**ASSIGNED TASK:** What is needed is each line of the data below that holds the string "icon".

**Page and application data records:**
************

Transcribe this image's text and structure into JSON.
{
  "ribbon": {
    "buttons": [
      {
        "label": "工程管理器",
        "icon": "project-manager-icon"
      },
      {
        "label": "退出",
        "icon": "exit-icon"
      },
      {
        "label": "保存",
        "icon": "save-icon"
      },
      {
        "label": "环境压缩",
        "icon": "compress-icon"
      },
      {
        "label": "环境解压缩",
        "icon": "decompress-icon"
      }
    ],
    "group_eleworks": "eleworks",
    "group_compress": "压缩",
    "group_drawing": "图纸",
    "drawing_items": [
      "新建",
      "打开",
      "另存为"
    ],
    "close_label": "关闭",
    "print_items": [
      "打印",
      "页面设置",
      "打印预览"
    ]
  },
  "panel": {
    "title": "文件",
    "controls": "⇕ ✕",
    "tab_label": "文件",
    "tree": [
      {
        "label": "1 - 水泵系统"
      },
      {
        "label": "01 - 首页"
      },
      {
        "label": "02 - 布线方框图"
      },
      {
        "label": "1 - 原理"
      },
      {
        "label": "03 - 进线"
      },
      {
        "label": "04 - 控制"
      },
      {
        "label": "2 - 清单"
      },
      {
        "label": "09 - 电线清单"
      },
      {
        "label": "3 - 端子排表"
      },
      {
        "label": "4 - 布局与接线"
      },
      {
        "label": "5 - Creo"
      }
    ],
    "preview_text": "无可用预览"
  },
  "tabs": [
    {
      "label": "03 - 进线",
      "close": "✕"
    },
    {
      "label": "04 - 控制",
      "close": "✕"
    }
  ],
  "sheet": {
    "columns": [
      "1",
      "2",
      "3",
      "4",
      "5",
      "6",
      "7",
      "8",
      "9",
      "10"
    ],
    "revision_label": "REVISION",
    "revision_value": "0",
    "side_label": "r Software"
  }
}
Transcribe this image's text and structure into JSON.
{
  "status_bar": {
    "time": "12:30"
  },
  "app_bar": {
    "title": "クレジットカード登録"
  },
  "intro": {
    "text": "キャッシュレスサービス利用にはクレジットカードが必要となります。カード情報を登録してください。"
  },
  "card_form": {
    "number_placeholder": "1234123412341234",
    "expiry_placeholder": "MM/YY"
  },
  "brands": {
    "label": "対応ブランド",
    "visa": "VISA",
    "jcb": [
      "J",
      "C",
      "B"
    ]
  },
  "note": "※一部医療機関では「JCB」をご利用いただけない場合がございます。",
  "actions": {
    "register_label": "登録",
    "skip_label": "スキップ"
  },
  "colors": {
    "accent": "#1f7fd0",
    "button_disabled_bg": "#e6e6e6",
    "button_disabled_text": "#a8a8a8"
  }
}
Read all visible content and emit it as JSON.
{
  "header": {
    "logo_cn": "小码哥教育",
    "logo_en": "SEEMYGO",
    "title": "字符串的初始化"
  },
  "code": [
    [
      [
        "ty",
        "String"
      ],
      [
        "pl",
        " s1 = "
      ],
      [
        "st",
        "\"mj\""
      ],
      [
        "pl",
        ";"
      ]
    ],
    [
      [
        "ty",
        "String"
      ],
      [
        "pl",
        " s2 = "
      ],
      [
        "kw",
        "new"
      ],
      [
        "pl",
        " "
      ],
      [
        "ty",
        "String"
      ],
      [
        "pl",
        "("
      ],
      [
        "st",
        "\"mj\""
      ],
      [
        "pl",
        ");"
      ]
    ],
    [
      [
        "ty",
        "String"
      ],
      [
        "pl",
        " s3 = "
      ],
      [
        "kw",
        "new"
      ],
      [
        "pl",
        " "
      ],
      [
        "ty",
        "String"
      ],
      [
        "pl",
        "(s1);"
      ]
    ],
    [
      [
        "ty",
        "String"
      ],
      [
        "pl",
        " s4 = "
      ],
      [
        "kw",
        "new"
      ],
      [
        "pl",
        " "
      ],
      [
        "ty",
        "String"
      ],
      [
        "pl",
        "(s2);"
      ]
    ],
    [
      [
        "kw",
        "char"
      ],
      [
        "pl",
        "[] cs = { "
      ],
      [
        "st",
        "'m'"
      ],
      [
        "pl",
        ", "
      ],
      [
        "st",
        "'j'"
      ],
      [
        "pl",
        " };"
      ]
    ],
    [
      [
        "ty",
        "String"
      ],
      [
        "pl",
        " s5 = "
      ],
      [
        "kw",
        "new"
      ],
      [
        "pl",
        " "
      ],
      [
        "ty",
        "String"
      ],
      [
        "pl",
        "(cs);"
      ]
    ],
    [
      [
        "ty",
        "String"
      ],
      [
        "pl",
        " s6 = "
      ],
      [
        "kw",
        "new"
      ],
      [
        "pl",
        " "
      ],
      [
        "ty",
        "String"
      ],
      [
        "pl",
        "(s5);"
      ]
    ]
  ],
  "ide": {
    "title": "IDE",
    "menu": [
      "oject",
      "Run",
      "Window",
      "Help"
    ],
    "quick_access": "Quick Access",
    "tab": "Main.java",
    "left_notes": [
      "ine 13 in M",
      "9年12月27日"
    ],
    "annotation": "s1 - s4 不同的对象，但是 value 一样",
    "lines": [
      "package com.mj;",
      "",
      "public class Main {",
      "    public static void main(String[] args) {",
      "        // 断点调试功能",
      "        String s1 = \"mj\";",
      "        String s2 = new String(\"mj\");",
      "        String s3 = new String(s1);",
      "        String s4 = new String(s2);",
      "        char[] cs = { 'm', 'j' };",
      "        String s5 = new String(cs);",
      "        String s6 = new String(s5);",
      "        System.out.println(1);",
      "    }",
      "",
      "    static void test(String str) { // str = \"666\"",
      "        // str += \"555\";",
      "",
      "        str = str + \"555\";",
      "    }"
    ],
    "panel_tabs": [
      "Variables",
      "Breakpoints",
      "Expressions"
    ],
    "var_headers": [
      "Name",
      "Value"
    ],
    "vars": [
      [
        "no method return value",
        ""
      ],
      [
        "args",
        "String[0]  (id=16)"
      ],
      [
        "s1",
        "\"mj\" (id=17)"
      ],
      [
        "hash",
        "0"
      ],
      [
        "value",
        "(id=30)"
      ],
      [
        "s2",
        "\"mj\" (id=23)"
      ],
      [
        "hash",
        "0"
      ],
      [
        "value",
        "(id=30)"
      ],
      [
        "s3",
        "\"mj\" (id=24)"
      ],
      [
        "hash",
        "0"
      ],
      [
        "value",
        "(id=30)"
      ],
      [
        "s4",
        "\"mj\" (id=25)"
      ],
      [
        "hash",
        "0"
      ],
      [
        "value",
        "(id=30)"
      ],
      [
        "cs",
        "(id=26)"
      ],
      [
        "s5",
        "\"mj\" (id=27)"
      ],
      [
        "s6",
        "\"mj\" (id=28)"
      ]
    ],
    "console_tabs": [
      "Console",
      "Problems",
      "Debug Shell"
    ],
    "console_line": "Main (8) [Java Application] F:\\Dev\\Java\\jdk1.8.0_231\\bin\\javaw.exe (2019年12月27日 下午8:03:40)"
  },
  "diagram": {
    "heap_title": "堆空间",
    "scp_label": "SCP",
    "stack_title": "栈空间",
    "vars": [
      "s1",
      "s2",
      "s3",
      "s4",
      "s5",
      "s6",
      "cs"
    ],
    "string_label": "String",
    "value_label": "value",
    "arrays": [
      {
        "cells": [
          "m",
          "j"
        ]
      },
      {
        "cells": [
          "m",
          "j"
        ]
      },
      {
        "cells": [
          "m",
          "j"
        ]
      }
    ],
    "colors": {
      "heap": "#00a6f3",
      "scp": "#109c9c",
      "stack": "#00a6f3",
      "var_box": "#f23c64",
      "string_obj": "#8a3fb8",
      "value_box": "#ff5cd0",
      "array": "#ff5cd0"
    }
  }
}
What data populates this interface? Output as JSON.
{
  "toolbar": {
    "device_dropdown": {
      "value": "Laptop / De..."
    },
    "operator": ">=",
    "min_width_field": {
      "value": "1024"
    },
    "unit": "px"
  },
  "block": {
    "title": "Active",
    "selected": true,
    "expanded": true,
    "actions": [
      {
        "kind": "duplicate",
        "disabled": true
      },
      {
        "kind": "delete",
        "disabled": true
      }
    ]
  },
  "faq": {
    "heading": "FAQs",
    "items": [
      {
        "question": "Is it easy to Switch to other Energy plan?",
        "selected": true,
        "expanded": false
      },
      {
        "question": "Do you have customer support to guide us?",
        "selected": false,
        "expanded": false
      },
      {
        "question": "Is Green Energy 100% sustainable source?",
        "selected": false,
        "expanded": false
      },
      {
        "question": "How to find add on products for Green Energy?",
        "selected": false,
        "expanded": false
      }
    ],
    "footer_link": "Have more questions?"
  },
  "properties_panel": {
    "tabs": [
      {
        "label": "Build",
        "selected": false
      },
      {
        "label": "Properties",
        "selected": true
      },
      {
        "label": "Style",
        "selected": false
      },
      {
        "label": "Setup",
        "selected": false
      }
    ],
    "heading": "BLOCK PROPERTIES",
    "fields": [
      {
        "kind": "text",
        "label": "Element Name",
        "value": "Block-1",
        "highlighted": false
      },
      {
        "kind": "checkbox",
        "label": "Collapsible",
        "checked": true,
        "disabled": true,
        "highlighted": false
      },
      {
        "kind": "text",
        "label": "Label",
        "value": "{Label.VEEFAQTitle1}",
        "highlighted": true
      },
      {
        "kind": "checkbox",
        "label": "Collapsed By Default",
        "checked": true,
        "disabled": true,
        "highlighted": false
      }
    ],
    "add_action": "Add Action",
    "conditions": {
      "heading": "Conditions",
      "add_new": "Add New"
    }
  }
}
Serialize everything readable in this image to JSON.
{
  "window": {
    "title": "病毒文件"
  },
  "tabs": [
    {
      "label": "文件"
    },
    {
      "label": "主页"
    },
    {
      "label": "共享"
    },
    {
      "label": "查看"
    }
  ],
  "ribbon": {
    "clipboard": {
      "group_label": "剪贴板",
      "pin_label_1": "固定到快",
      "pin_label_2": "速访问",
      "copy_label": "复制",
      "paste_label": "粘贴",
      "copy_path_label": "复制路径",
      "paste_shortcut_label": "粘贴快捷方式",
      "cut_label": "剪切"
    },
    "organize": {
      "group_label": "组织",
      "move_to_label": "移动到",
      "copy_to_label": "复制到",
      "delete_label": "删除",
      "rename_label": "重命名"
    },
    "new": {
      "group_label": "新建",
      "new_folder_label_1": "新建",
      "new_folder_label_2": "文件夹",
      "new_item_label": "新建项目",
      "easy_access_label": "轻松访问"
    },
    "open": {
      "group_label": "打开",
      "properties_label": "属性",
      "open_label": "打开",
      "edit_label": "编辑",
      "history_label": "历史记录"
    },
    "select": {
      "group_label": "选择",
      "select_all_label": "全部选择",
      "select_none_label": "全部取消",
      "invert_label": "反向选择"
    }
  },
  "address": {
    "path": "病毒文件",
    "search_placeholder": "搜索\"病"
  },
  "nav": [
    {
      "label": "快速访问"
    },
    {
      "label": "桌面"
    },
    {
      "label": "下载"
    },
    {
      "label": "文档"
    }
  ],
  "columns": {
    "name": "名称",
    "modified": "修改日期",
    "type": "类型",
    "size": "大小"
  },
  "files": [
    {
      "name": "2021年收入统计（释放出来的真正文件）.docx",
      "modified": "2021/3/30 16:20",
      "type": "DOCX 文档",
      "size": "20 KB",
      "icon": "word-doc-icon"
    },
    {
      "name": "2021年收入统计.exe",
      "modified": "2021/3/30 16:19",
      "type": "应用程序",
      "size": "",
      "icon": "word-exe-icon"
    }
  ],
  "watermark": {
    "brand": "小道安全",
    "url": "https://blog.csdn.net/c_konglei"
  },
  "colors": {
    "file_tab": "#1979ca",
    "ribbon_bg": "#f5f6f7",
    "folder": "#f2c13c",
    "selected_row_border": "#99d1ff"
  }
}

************

**RESPONSE TO THIS EXERCISE:**
        "icon": "project-manager-icon"
        "icon": "exit-icon"
        "icon": "save-icon"
        "icon": "compress-icon"
        "icon": "decompress-icon"
      "icon": "word-doc-icon"
      "icon": "word-exe-icon"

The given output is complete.